Internet Exclusivity


Did you know that 1 in 5 Americans do not have proper access to the Internet? (Wait! That number seems small.) Let’s do the math: 20% of 325.7 million people = 65,140,000 Americans.

While it may seem unimportant to have good internet access everywhere (didn’t we all survive without it 25 years ago? Shouldn’t we be cherishing the moments without it?), it is hindering those who don’t have it, and hurting the American economy. Students’ grades are being affected, job opportunities (i.e. telecommuting, online interviews) are being taken away. Time is spent traveling to urban areas for access, being away from home, or waiting on slow Internet speeds. As society continues to grow alongside technological advancement, we are leaving rural and impoverished areas behind.

What are some factors that play a part in Internet Exclusivity?

Having Internet access is a luxury. And while there may be affordable Internet access, that doesn’t mean it’s high-speed (less than 3Mbps – sometimes 4Mbps is sluggish).

ISP providers such as Comcast and AT&T claim that it is very expensive to build infrastructure and lay cable in those areas needing Internet access. While this may be true, they are also doing everything in their power to keep more affordable competition away from these areas in case they’d like to set up camp one day. Sound like a conspiracy? Maybe. But that doesn’t mean it’s unlikely.

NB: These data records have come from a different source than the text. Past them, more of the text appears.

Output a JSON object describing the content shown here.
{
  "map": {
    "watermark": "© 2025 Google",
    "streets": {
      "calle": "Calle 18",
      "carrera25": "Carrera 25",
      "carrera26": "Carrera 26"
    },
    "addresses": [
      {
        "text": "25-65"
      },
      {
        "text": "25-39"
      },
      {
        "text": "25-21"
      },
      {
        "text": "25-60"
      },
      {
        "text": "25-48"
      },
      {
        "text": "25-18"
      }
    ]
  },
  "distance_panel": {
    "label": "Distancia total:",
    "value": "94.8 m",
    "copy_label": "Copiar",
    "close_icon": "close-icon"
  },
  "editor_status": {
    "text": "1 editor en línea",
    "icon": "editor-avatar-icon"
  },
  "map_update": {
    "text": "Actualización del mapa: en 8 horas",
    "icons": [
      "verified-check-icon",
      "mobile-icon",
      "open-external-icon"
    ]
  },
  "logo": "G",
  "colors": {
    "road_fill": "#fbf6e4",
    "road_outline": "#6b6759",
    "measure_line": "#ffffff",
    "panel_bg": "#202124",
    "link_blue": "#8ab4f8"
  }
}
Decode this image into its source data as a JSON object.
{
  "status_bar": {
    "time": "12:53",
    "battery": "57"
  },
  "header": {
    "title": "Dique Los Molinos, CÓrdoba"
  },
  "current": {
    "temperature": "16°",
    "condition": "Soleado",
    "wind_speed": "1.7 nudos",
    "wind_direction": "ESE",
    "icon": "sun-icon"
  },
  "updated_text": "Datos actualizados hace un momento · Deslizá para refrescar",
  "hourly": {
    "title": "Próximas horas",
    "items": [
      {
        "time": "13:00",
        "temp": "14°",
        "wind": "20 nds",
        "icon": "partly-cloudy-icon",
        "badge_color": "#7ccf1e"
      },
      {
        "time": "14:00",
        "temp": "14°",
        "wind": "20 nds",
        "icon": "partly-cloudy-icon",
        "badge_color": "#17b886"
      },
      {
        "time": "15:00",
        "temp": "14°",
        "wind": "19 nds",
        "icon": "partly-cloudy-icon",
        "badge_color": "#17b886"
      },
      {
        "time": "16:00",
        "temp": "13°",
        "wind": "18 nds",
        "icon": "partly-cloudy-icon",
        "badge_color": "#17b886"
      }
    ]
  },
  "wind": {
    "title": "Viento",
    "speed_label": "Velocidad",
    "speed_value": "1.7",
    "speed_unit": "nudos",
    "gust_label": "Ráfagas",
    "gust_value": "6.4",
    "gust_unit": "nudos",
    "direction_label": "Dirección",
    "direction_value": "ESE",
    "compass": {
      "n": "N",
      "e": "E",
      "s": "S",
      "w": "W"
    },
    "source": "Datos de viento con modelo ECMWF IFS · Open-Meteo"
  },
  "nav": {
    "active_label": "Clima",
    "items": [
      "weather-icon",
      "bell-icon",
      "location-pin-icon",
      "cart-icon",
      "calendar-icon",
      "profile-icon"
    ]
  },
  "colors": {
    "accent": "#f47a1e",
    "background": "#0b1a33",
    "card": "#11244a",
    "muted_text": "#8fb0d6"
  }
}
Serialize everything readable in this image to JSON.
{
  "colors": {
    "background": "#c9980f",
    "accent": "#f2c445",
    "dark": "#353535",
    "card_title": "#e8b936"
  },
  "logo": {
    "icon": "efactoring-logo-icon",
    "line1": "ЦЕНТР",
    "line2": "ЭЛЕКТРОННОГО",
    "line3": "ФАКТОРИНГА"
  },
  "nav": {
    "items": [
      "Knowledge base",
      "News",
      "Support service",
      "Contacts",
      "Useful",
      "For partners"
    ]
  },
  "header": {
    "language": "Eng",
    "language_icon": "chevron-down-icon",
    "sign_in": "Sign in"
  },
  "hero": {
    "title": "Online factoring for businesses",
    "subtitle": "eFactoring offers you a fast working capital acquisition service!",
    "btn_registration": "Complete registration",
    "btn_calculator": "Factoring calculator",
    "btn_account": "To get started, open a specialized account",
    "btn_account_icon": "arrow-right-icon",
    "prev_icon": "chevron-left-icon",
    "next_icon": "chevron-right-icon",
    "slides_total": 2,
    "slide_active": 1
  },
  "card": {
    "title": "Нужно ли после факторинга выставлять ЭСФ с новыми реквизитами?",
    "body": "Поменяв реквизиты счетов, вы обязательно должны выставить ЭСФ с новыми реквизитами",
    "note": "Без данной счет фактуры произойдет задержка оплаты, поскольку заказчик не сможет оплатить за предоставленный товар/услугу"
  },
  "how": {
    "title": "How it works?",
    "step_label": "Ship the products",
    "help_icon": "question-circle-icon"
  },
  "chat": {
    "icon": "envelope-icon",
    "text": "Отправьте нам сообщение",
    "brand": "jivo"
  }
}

Want to learn more?

If you’d like to hear more in-depth facts and personal stories about this issue, listen:

This blog post was inspired (heavily) by this podcast.  Thanks, Innovation Hub!